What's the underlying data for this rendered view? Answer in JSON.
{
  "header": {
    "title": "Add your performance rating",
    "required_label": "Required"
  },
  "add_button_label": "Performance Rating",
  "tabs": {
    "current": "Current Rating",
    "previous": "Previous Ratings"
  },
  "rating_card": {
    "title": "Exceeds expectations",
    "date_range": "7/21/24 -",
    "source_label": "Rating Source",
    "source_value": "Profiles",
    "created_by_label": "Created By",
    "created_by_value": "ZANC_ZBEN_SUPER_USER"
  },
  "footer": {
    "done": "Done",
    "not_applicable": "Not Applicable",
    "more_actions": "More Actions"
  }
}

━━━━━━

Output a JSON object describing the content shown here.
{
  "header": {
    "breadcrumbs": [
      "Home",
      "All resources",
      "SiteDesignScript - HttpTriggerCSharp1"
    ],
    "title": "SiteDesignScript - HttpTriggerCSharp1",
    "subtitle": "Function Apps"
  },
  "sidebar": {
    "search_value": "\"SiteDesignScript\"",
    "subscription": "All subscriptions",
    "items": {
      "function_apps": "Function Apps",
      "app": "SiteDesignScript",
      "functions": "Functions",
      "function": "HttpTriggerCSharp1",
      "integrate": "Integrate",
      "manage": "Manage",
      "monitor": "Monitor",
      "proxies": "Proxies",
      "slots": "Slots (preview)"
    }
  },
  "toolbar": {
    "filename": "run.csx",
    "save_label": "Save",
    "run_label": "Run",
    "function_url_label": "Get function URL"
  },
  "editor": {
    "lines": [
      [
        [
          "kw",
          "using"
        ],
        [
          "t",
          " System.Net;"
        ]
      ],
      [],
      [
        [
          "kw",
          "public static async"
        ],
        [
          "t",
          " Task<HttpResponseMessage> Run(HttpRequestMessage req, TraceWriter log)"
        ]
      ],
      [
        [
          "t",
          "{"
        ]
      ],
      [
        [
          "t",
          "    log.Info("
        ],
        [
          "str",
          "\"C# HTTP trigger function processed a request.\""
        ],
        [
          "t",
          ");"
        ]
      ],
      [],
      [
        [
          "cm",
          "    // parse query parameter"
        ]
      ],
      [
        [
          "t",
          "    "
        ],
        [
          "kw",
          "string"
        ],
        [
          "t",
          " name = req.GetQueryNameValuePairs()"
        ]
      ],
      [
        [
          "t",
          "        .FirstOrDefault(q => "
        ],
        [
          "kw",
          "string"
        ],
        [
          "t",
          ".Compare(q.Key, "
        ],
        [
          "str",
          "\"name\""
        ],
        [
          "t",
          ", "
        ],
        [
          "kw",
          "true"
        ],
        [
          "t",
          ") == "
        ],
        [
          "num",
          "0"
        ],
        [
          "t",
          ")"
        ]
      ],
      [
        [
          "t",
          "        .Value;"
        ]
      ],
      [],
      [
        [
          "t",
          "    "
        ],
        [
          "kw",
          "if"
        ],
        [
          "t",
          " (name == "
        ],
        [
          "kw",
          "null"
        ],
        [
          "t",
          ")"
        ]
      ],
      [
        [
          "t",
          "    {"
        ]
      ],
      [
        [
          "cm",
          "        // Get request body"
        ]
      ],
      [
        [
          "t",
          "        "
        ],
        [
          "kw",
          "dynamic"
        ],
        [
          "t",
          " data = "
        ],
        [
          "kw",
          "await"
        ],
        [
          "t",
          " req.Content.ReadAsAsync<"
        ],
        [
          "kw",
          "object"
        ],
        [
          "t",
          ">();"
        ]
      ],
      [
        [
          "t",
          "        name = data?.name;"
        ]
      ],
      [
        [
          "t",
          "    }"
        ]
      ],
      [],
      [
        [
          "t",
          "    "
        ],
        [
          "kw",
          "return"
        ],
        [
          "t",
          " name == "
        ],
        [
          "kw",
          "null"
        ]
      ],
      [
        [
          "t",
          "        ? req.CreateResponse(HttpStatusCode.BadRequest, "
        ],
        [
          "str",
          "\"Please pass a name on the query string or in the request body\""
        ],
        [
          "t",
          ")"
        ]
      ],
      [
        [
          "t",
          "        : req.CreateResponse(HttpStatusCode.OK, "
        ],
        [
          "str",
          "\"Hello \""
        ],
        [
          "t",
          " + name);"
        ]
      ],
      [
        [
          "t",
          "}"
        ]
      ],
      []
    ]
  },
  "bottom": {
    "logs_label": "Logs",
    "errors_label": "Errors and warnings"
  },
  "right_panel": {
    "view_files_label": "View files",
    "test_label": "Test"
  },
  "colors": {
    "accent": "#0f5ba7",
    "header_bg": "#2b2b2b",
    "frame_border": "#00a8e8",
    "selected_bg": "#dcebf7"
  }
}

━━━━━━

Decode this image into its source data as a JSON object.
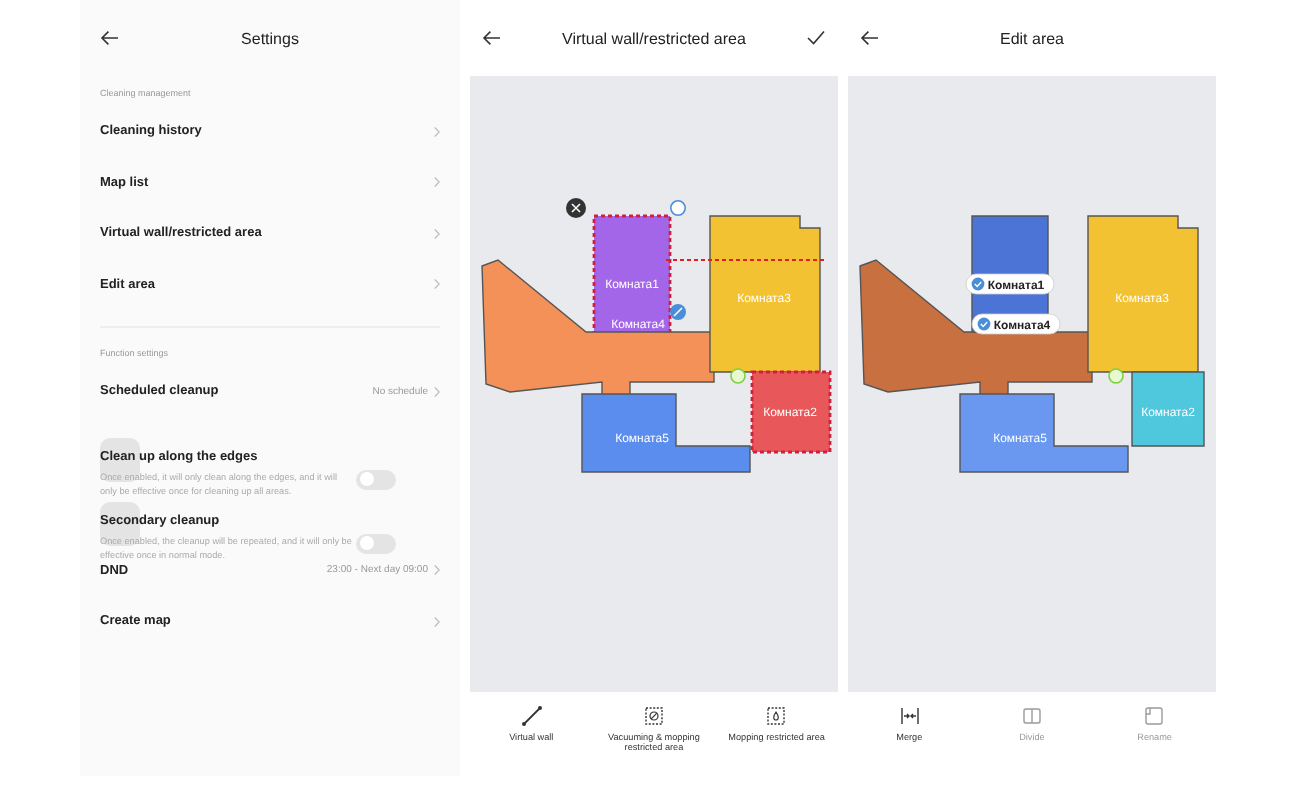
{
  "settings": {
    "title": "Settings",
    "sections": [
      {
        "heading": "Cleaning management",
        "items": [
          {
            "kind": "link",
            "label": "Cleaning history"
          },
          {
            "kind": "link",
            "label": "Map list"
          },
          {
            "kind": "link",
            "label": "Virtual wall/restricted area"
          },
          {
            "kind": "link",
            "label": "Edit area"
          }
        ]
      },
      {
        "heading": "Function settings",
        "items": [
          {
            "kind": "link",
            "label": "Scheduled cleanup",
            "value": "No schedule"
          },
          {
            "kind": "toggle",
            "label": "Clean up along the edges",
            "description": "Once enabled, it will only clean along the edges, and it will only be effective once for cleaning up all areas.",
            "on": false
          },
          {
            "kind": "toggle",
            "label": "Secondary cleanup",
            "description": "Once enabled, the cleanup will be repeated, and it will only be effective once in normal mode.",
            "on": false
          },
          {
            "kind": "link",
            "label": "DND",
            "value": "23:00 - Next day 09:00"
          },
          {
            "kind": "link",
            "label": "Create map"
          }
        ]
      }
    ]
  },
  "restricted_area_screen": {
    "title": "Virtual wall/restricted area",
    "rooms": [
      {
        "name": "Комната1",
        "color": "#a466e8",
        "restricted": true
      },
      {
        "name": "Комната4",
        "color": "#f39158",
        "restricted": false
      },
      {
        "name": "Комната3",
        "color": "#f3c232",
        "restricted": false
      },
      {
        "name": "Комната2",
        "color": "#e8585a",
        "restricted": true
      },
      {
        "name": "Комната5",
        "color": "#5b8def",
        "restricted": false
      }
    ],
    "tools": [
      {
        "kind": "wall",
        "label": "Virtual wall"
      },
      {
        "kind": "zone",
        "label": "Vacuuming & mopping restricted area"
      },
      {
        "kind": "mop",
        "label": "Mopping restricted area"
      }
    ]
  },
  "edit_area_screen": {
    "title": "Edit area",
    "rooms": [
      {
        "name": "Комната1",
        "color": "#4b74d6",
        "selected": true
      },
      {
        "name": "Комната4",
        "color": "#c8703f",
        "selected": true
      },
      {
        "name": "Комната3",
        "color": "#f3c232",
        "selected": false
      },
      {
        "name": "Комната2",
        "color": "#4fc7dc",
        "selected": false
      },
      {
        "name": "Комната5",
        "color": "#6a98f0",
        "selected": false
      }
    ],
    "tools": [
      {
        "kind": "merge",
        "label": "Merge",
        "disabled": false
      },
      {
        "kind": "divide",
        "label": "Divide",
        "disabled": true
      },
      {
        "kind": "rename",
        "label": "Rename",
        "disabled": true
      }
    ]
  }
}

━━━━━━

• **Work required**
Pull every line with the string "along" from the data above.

• **Answer for this exercise**
            "label": "Clean up along the edges",
            "description": "Once enabled, it will only clean along the edges, and it will only be effective once for cleaning up all areas.",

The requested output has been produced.